A laparoscopy is a minimally invasive operation (also known as ‘key-hole’ surgery) that involves inserting a small telescope into the abdomen through the umbilicus (belly button) in order to magnify and closely examine the pelvic organs. Only a very small cut is required to minimise post-operative scarring. The laparoscope contains a tiny camera which allows pictures of the pelvic organs to be seen on a television screen. The space inside the pelvis is also inflated using a small amount of carbon dioxide which is pumped through a channel to create more room for the inspection to take place.
The procedure is used to diagnose conditions such as endometriosis, pelvic infection, fibroids, infertility and ovarian cysts. Laparoscopic surgery can also be used to treat as well as investigate many gynaecological problems. Moreover, Mr Broome is one of the UK’s leading experts in keyhole surgery with extensive experience and expertise in managing these common conditions.
Patients will be given a general anaesthetic but the recovery time is likely to be much shorter than with a more invasive operation. Most people will experience some post-operative discomfort, particularly in the area where the small incision has been made, but this can be treated with pain relief medication and should subside quickly. Patients may also experience some brief post-operative pain at the tips of their shoulders; this is a harmless side effect of the carbon dioxide gas and it is nothing to worry about.
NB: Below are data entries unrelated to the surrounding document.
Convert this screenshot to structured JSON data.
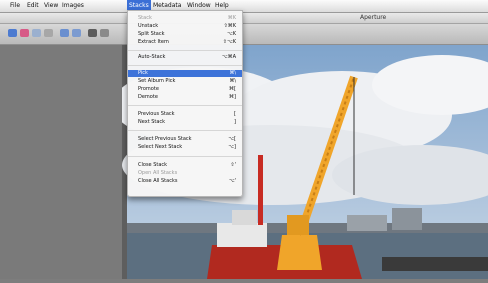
{
  "menubar": {
    "items": [
      "File",
      "Edit",
      "View",
      "Images",
      "Stacks",
      "Metadata",
      "Window",
      "Help"
    ],
    "active_index": 4
  },
  "window": {
    "title": "Aperture"
  },
  "stacks_menu": {
    "items": [
      {
        "label": "Stack",
        "shortcut": "⌘K",
        "disabled": true
      },
      {
        "label": "Unstack",
        "shortcut": "⇧⌘K"
      },
      {
        "label": "Split Stack",
        "shortcut": "⌥K"
      },
      {
        "label": "Extract Item",
        "shortcut": "⇧⌥K"
      },
      {
        "label": "Auto-Stack",
        "shortcut": "⌥⌘A"
      },
      {
        "label": "Pick",
        "shortcut": "⌘\\",
        "selected": true
      },
      {
        "label": "Set Album Pick",
        "shortcut": "⌘\\"
      },
      {
        "label": "Promote",
        "shortcut": "⌘["
      },
      {
        "label": "Demote",
        "shortcut": "⌘]"
      },
      {
        "label": "Previous Stack",
        "shortcut": "["
      },
      {
        "label": "Next Stack",
        "shortcut": "]"
      },
      {
        "label": "Select Previous Stack",
        "shortcut": "⌥["
      },
      {
        "label": "Select Next Stack",
        "shortcut": "⌥]"
      },
      {
        "label": "Close Stack",
        "shortcut": "⇧'"
      },
      {
        "label": "Open All Stacks",
        "shortcut": "",
        "disabled": true
      },
      {
        "label": "Close All Stacks",
        "shortcut": "⌥'"
      }
    ]
  },
  "colors": {
    "menu_highlight": "#3d73d9",
    "accent_crane": "#f0a52a"
  }
}
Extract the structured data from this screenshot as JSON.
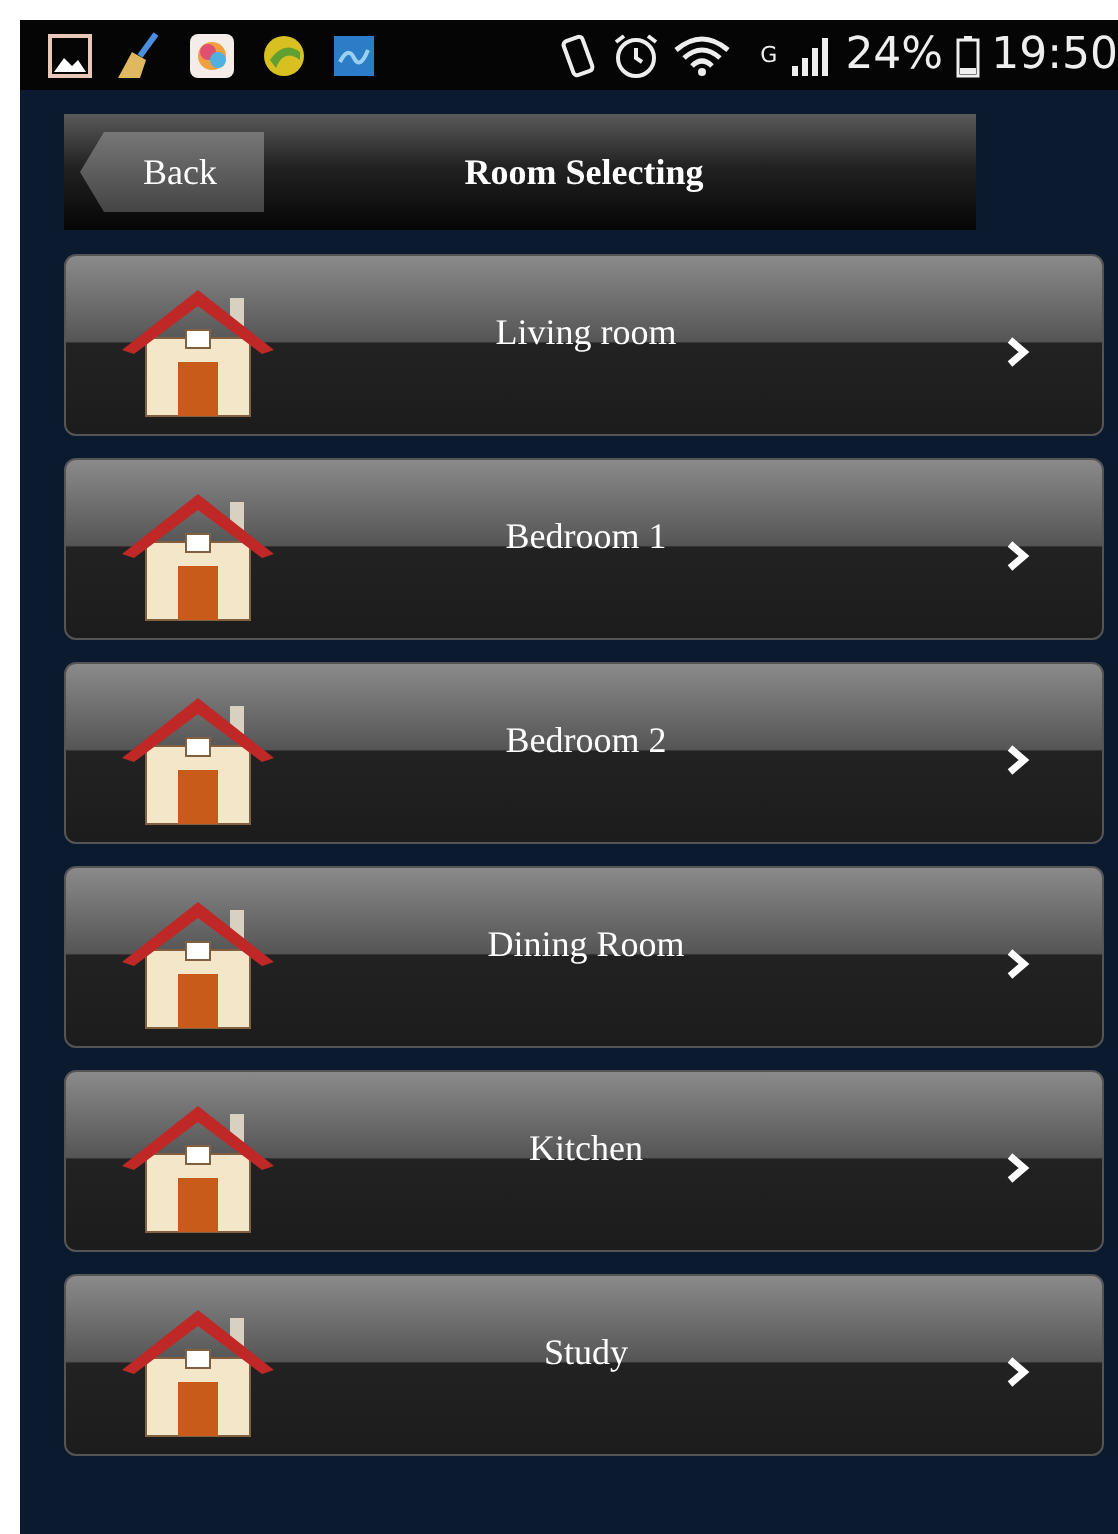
{
  "status_bar": {
    "network": "G",
    "battery": "24%",
    "time": "19:50"
  },
  "header": {
    "back": "Back",
    "title": "Room Selecting"
  },
  "rooms": [
    {
      "name": "Living room"
    },
    {
      "name": "Bedroom 1"
    },
    {
      "name": "Bedroom 2"
    },
    {
      "name": "Dining Room"
    },
    {
      "name": "Kitchen"
    },
    {
      "name": "Study"
    }
  ]
}
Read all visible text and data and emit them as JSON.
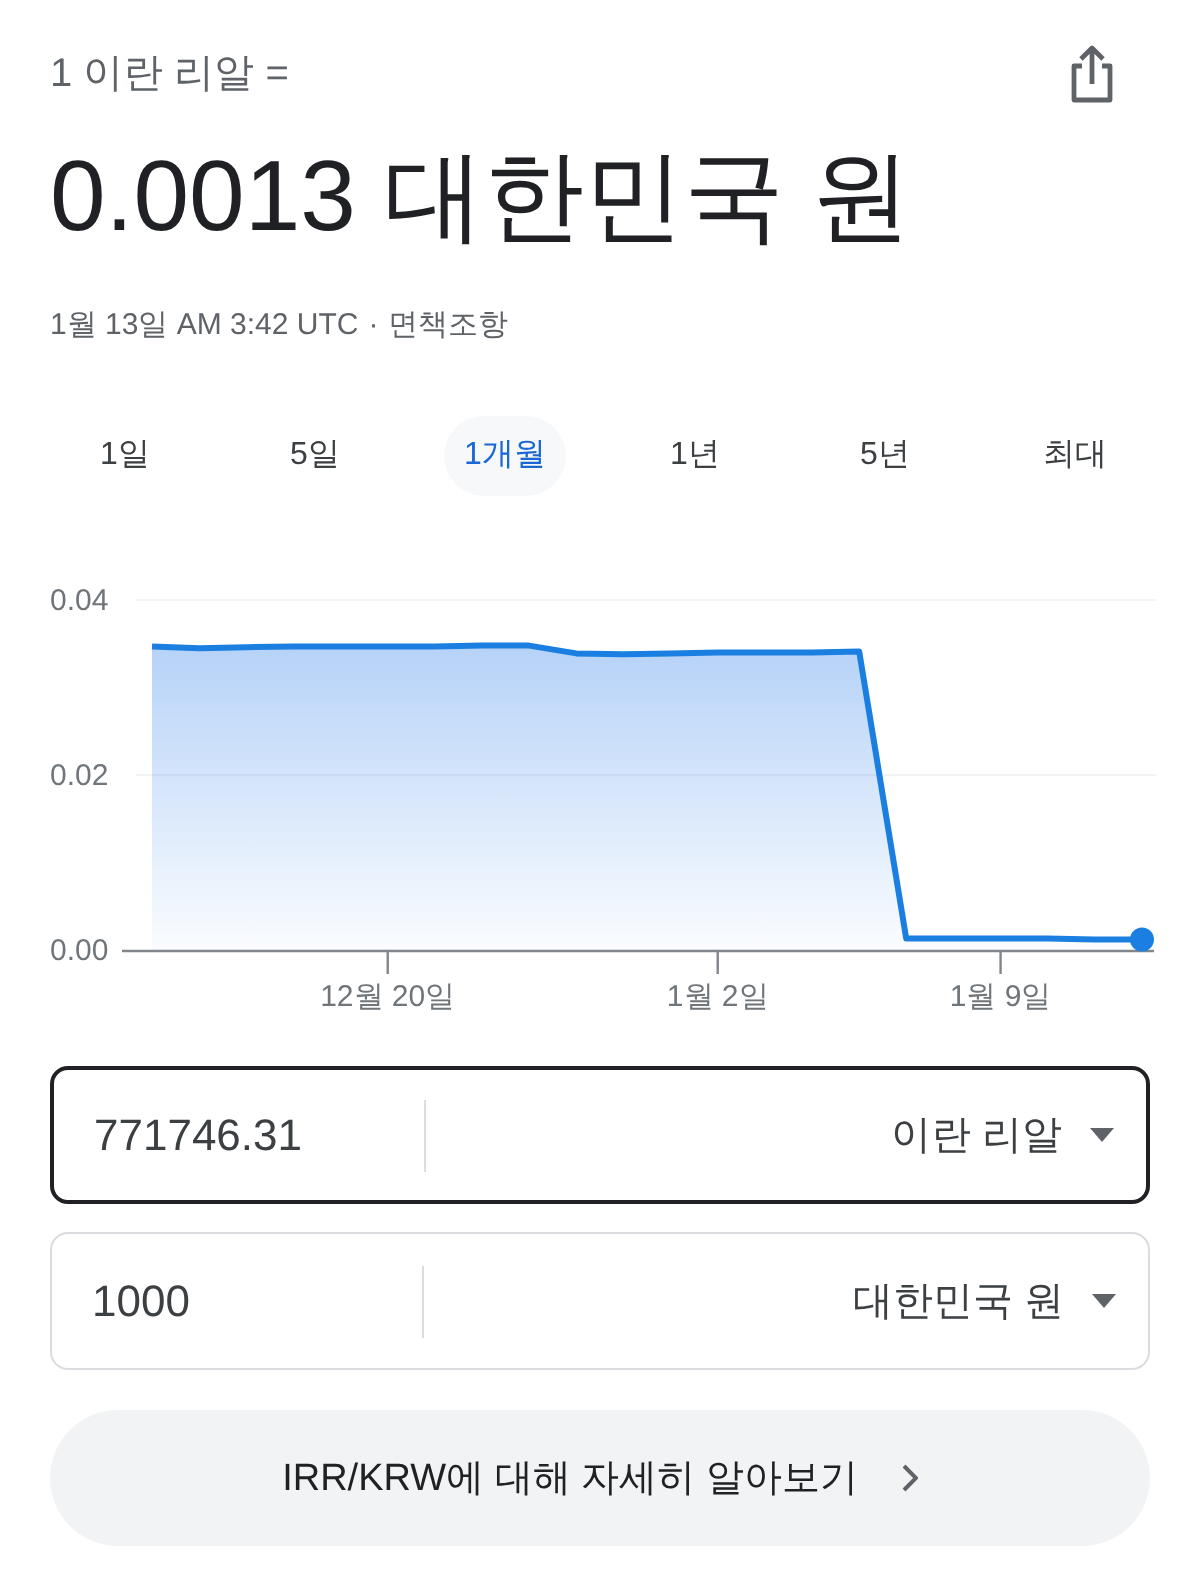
{
  "header": {
    "base": "1 이란 리알 =",
    "result": "0.0013 대한민국 원",
    "updated": "1월 13일 AM 3:42 UTC",
    "separator": "·",
    "disclaimer_link": "면책조항"
  },
  "range_tabs": [
    {
      "label": "1일",
      "selected": false
    },
    {
      "label": "5일",
      "selected": false
    },
    {
      "label": "1개월",
      "selected": true
    },
    {
      "label": "1년",
      "selected": false
    },
    {
      "label": "5년",
      "selected": false
    },
    {
      "label": "최대",
      "selected": false
    }
  ],
  "chart": {
    "chart_data": {
      "type": "area",
      "categories": [
        null,
        null,
        null,
        null,
        null,
        "12월 20일",
        null,
        null,
        null,
        null,
        null,
        null,
        "1월 2일",
        null,
        null,
        null,
        null,
        null,
        "1월 9일",
        null,
        null,
        null
      ],
      "values": [
        0.0347,
        0.0345,
        0.0346,
        0.0347,
        0.0347,
        0.0347,
        0.0347,
        0.0348,
        0.0348,
        0.0339,
        0.0338,
        0.0339,
        0.034,
        0.034,
        0.034,
        0.0341,
        0.0013,
        0.0013,
        0.0013,
        0.0013,
        0.0012,
        0.0012
      ],
      "ylim": [
        0,
        0.04
      ],
      "yticks": [
        {
          "value": 0,
          "label": "0.00"
        },
        {
          "value": 0.02,
          "label": "0.02"
        },
        {
          "value": 0.04,
          "label": "0.04"
        }
      ]
    }
  },
  "converter": [
    {
      "value": "771746.31",
      "currency": "이란 리알",
      "focused": true
    },
    {
      "value": "1000",
      "currency": "대한민국 원",
      "focused": false
    }
  ],
  "more_button": {
    "label": "IRR/KRW에 대해 자세히 알아보기"
  }
}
There are far fewer risks associated with this kind of surgery (although no operation is entirely risk free) and generally a much shorter stay in hospital is required.